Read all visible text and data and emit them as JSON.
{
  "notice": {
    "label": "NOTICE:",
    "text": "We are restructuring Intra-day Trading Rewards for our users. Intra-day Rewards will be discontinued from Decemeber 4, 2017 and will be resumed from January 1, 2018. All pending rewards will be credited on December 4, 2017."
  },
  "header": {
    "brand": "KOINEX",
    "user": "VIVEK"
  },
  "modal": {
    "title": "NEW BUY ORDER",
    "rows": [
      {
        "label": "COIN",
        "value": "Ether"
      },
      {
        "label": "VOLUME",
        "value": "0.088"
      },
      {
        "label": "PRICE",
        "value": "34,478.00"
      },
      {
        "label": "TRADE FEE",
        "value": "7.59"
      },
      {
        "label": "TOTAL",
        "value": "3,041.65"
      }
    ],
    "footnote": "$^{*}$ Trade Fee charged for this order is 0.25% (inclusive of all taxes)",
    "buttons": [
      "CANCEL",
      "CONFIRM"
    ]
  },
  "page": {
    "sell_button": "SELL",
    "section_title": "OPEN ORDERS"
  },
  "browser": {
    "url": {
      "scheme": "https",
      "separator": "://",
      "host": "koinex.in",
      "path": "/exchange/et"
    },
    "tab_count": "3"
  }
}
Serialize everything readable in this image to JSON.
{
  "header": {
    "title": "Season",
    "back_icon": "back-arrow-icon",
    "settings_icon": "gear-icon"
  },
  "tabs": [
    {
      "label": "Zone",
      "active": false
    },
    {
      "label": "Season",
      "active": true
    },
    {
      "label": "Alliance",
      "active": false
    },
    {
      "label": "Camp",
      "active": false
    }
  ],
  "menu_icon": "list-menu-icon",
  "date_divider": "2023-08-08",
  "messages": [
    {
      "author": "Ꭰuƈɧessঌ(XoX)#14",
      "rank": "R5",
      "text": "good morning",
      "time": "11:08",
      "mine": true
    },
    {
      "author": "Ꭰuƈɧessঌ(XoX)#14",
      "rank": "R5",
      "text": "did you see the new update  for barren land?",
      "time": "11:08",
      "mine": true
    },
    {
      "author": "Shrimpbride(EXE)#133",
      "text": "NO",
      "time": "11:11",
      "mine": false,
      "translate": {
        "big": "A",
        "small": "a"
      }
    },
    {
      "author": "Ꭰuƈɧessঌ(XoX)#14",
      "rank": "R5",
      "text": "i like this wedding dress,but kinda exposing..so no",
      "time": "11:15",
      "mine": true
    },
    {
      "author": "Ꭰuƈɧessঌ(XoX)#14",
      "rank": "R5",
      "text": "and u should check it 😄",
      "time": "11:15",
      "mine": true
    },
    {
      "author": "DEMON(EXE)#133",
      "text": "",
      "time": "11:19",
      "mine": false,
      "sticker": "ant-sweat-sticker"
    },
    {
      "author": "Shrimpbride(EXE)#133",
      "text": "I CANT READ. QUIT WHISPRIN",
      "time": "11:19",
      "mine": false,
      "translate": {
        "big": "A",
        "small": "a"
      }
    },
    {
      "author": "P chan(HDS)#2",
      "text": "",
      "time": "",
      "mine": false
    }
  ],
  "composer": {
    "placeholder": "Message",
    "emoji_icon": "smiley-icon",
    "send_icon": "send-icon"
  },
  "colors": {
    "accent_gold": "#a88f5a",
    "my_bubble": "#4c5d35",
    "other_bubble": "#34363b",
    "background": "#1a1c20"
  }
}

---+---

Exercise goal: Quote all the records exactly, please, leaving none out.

Reply to the task:
Read all visible text and data and emit them as JSON.
{
  "notice": {
    "label": "NOTICE:",
    "text": "We are restructuring Intra-day Trading Rewards for our users. Intra-day Rewards will be discontinued from Decemeber 4, 2017 and will be resumed from January 1, 2018. All pending rewards will be credited on December 4, 2017."
  },
  "header": {
    "brand": "KOINEX",
    "user": "VIVEK"
  },
  "modal": {
    "title": "NEW BUY ORDER",
    "rows": [
      {
        "label": "COIN",
        "value": "Ether"
      },
      {
        "label": "VOLUME",
        "value": "0.088"
      },
      {
        "label": "PRICE",
        "value": "34,478.00"
      },
      {
        "label": "TRADE FEE",
        "value": "7.59"
      },
      {
        "label": "TOTAL",
        "value": "3,041.65"
      }
    ],
    "footnote": "$^{*}$ Trade Fee charged for this order is 0.25% (inclusive of all taxes)",
    "buttons": [
      "CANCEL",
      "CONFIRM"
    ]
  },
  "page": {
    "sell_button": "SELL",
    "section_title": "OPEN ORDERS"
  },
  "browser": {
    "url": {
      "scheme": "https",
      "separator": "://",
      "host": "koinex.in",
      "path": "/exchange/et"
    },
    "tab_count": "3"
  }
}
Serialize everything readable in this image to JSON.
{
  "header": {
    "title": "Season",
    "back_icon": "back-arrow-icon",
    "settings_icon": "gear-icon"
  },
  "tabs": [
    {
      "label": "Zone",
      "active": false
    },
    {
      "label": "Season",
      "active": true
    },
    {
      "label": "Alliance",
      "active": false
    },
    {
      "label": "Camp",
      "active": false
    }
  ],
  "menu_icon": "list-menu-icon",
  "date_divider": "2023-08-08",
  "messages": [
    {
      "author": "Ꭰuƈɧessঌ(XoX)#14",
      "rank": "R5",
      "text": "good morning",
      "time": "11:08",
      "mine": true
    },
    {
      "author": "Ꭰuƈɧessঌ(XoX)#14",
      "rank": "R5",
      "text": "did you see the new update  for barren land?",
      "time": "11:08",
      "mine": true
    },
    {
      "author": "Shrimpbride(EXE)#133",
      "text": "NO",
      "time": "11:11",
      "mine": false,
      "translate": {
        "big": "A",
        "small": "a"
      }
    },
    {
      "author": "Ꭰuƈɧessঌ(XoX)#14",
      "rank": "R5",
      "text": "i like this wedding dress,but kinda exposing..so no",
      "time": "11:15",
      "mine": true
    },
    {
      "author": "Ꭰuƈɧessঌ(XoX)#14",
      "rank": "R5",
      "text": "and u should check it 😄",
      "time": "11:15",
      "mine": true
    },
    {
      "author": "DEMON(EXE)#133",
      "text": "",
      "time": "11:19",
      "mine": false,
      "sticker": "ant-sweat-sticker"
    },
    {
      "author": "Shrimpbride(EXE)#133",
      "text": "I CANT READ. QUIT WHISPRIN",
      "time": "11:19",
      "mine": false,
      "translate": {
        "big": "A",
        "small": "a"
      }
    },
    {
      "author": "P chan(HDS)#2",
      "text": "",
      "time": "",
      "mine": false
    }
  ],
  "composer": {
    "placeholder": "Message",
    "emoji_icon": "smiley-icon",
    "send_icon": "send-icon"
  },
  "colors": {
    "accent_gold": "#a88f5a",
    "my_bubble": "#4c5d35",
    "other_bubble": "#34363b",
    "background": "#1a1c20"
  }
}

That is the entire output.